Skip to content

City likes to promote its ‘among the lowest in Ontario’ tax rate, but it’s really more middle of the road

Although detached bungalow owners pay less in property taxes than they would in most municipalities with populations greater than 100,000, the City of Greater Sudbury as a whole is average when it comes to taxation among Ontario municipalities

It might not feel like it when the taxman comes knocking, but the City of Greater Sudbury’s property taxes are “among the lowest in Ontario.”

This, according to a bar graph included in a budget presentation city CAO Ed Archer made during Tuesday’s finance and administration committee meeting.

By a much broader metric, Greater Sudbury’s property taxes are much closer to average among Ontario municipalities.

But, it depends on what variables you factor in.

In his budget presentation, Archer focused on the property taxes the owner of a detached bungalow would pay in 30 Ontario municipalities with populations greater than 100,000.

In Greater Sudbury, this property owner would have paid $3,331 in 2020, which was the second-lowest rate behind Chatham-Kent and far shy of the group’s overall average of $4,201.

“We always hear from residents that ‘We pay the most taxes,’ and I’m sure that’s the feeling that we have, but with these numbers, it shows that we are far from that,” Ward 6 Coun. René Lapierre said during Tuesday’s meeting. 

Lapierre also tweeted an image of the graph featured during Archer’s presentation, which includes the claim “Greater Sudbury Property Taxes Among the Lowest in Ontario” and lacks context regarding what property type and municipality size has been factored into the graph.

The “detached bungalow” used as an example is a 1,200-square-foot home with three bedrooms, one and a half bathrooms and a garage on a 5,500-square-foot property, city executive director of finance, assets and fleet Ed Stankiewicz told Sudbury.com on Wednesday.

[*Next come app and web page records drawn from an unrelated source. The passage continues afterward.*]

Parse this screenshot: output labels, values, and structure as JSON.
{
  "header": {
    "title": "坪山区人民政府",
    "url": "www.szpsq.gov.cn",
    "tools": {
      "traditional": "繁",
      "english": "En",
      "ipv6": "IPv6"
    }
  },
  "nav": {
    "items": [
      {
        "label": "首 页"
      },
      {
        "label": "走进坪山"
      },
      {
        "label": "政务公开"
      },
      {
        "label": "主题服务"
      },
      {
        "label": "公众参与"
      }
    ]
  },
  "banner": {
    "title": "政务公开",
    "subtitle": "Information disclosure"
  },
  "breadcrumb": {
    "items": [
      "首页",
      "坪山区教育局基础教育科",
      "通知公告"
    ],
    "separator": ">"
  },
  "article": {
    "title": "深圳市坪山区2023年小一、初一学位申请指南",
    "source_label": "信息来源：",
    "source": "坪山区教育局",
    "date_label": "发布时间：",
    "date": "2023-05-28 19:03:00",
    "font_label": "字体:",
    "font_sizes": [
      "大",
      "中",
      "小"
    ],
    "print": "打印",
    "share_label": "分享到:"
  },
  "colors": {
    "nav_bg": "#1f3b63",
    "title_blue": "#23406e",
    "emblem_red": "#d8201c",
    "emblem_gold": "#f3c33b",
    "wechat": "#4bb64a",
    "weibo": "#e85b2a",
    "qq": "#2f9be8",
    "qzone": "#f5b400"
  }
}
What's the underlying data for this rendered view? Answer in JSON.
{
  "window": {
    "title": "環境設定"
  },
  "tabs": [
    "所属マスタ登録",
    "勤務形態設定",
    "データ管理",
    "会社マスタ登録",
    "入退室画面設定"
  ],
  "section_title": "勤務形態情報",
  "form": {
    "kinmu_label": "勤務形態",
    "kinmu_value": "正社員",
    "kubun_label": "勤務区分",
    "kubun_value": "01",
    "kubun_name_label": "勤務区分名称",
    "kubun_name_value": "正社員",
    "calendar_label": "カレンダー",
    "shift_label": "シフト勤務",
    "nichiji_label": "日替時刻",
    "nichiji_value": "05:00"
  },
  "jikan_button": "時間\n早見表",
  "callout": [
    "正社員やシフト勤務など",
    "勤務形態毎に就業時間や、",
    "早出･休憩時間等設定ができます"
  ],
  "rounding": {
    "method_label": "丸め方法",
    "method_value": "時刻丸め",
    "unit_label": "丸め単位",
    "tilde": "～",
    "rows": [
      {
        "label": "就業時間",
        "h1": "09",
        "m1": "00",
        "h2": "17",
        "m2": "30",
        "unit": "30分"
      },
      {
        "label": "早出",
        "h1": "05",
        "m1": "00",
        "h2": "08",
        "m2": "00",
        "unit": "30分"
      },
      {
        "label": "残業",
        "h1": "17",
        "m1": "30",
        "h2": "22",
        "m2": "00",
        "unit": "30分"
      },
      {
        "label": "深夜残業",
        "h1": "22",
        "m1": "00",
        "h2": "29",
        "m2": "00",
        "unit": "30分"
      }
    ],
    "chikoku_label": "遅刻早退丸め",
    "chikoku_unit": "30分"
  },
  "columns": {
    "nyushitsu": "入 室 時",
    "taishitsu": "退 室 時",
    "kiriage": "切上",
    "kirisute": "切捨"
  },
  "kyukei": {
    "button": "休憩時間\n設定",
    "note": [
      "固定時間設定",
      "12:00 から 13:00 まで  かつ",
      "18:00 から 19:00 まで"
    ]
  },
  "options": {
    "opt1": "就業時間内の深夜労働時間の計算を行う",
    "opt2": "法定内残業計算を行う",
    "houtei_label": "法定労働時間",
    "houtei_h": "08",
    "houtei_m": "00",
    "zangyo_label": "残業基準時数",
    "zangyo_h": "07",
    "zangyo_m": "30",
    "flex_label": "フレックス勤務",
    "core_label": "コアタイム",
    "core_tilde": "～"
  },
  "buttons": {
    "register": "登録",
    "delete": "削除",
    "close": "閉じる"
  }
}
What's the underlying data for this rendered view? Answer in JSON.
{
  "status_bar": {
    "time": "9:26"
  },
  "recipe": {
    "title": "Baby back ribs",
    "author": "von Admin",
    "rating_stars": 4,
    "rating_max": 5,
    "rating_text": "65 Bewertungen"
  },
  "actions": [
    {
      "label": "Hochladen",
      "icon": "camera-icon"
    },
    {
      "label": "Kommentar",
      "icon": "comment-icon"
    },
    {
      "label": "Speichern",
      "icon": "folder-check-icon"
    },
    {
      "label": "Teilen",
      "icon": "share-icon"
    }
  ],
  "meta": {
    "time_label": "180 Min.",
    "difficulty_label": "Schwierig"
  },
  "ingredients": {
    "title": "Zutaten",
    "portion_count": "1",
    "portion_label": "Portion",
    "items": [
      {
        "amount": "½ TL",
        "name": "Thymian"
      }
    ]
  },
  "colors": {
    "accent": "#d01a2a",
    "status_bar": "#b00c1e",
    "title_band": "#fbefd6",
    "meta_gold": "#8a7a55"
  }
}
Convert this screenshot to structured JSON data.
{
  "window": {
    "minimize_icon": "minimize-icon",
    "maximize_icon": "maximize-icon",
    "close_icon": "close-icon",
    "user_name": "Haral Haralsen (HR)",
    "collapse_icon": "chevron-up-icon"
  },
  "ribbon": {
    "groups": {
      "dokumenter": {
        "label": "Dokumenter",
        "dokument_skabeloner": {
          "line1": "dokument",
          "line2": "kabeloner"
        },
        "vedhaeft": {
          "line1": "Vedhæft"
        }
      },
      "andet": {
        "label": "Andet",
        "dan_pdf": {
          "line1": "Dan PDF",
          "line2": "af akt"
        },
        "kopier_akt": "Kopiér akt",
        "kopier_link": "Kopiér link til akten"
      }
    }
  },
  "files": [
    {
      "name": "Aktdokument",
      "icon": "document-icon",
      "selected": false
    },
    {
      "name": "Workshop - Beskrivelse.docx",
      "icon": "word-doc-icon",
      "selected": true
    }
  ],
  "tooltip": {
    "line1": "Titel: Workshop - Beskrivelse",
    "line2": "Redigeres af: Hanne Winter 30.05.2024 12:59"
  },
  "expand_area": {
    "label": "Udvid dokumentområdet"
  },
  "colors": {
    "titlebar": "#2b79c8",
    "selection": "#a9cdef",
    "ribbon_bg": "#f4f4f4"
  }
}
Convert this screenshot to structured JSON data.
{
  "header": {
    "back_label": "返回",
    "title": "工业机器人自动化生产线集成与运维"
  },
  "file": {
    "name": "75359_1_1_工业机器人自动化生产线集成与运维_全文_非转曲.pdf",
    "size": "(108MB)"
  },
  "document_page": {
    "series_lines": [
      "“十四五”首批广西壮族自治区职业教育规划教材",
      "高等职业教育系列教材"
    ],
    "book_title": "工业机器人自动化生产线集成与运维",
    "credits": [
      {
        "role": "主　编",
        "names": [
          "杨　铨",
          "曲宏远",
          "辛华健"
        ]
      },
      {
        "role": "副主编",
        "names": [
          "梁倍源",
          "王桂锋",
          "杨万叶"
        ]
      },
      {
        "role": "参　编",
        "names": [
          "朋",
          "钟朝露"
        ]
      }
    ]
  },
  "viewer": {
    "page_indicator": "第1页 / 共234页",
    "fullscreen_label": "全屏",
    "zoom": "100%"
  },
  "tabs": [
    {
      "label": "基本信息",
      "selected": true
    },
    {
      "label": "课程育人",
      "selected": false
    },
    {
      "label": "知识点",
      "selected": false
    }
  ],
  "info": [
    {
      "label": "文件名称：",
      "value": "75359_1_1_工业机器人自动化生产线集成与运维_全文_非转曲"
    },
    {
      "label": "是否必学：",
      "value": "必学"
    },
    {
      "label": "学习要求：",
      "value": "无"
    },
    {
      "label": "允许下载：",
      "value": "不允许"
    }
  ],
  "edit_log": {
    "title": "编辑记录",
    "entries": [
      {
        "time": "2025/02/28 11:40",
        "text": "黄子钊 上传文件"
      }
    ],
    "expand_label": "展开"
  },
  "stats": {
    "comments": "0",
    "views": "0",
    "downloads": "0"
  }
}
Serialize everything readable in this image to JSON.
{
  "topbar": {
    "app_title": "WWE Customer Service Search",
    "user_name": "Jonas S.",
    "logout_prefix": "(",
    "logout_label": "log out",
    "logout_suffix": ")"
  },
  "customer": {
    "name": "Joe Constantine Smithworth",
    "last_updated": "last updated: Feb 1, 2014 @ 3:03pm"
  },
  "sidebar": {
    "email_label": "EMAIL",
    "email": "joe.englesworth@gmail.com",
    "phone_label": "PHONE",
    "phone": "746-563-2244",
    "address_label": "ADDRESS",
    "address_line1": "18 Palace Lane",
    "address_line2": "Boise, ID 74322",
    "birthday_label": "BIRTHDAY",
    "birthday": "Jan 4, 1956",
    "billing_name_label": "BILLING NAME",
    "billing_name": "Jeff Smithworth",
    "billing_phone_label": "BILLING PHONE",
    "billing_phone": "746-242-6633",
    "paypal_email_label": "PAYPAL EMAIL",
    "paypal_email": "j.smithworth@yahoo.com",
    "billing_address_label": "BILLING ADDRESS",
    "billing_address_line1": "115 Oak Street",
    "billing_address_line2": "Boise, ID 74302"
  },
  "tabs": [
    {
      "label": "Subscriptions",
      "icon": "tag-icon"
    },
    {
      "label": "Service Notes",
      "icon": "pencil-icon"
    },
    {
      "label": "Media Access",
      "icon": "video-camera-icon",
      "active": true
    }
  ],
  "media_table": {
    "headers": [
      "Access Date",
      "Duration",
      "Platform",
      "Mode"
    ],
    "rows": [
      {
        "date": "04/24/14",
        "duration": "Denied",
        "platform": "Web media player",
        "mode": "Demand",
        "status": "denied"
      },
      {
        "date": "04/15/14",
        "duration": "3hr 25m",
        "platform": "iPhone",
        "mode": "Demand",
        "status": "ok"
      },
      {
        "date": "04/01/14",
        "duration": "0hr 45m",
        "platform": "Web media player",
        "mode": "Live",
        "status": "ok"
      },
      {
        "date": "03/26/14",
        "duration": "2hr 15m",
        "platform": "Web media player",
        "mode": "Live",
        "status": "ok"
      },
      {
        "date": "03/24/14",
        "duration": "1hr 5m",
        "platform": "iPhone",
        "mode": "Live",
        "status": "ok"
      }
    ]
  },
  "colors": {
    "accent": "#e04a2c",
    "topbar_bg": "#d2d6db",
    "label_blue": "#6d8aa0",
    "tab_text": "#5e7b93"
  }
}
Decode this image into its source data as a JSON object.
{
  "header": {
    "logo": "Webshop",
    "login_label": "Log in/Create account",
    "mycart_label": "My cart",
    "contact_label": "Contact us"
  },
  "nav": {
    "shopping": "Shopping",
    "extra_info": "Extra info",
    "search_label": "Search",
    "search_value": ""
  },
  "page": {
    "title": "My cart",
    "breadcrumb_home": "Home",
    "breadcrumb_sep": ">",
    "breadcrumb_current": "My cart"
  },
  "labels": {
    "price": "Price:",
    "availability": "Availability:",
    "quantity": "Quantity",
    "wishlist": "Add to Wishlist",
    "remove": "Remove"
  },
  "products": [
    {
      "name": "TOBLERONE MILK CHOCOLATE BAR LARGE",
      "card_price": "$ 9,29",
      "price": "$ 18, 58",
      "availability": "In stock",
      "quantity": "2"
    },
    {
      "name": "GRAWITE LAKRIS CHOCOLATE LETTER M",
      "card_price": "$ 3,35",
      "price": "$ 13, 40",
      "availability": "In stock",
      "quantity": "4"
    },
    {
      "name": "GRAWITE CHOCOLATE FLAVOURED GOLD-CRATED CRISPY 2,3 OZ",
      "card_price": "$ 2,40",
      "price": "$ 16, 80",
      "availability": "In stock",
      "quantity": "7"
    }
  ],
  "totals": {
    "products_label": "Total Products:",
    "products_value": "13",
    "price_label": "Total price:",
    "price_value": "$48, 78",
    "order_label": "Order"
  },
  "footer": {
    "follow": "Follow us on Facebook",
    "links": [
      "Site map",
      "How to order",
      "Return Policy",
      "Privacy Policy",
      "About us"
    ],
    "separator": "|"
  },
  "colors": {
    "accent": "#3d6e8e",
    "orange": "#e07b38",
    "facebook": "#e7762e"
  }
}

“That’s the property used throughout Ontario to identify each one of these residences in every municipality,” he said, echoing a point of consistency Archer also highlighted during Tuesday’s meeting. 

BMA Management Consulting Inc. compiles statistics from municipalities throughout the province, drawing data from financial information returns all municipalities must file in the exact same manner, Archer explained. This is the information that was included in the graph, which features data from Page 304 of BMA’s 2020 report.

“We draw this out because, of course, it’s relevant for the context of our budget deliberations,” Archer said, adding that it demonstrates the city is efficient in its use of taxpayer dollars.

“Greater Sudbury’s taxes are among the lowest in the province for what is essentially a similar basket of services for cities of a similar size.”

Although the owner of the aforementioned detached bungalow would pay lower taxes in Greater Sudbury than in all but one Ontario municipality with a population greater than 100,000, the taxes they pay would be considered in the “mid” range among Ontario municipalities in general. 

Within all Ontario municipalities included in the report regardless of population, the detached bungalow owner would have paid an average of $3,549 in property taxes in 2020.

Smaller municipalities would “not provide the same level of services as we do,” Stankiewicz said, explaining why tax rates in more populous municipalities are, on average, greater. 

The BMA study that the City of Greater Sudbury drew data from also includes various other measures of taxation in which the city doesn’t perform as well within its own class.

The following is what the average owner of various property types in Greater Sudbury paid in property taxes in 2020 compared to the average among municipalities with populations greater than 100,000: 

  • Two-storey home: $5,280 (avg. $5,275)
  • Multi-residential walk-ups: $1,818 per unit ($1,754)
  • Multi-unit residential high-rises per unit: $1,940 ($1,974)
  • Office buildings per square foot: $3.61 ($3.69)
  • Neighbourhood shopping per square foot: $4.84 (4.93)
  • Hotels per suite: $1,724 ($1,634)
  • Motels per suite: $1,973 ($1,538)
  • Standard industrial per square foot: $3.64 ($2.11)
  • Large industrial per square foot: $1.17 ($1.34)
  • Industrial vacant land per acre: $6,323 ($9,791)

Among all Ontario municipalities studied regardless of population, Greater Sudbury ranked near the middle as it relates to net municipal tax levy per capita. They recorded a net 2020 levy per capita of $1,707, which is slightly greater than the provincial average of $1,661. 

Greater Sudbury city administration proposed a 2022 tax increase of 4.7 per cent on Tuesday, which the city’s elected officials are poised to debate at length later this month.

Tyler Clarke covers city hall and political affairs for Sudbury.com. 



Comments


Tyler Clarke

About the Author: Tyler Clarke

Tyler Clarke covers city hall and political affairs for Sudbury.com.
Read more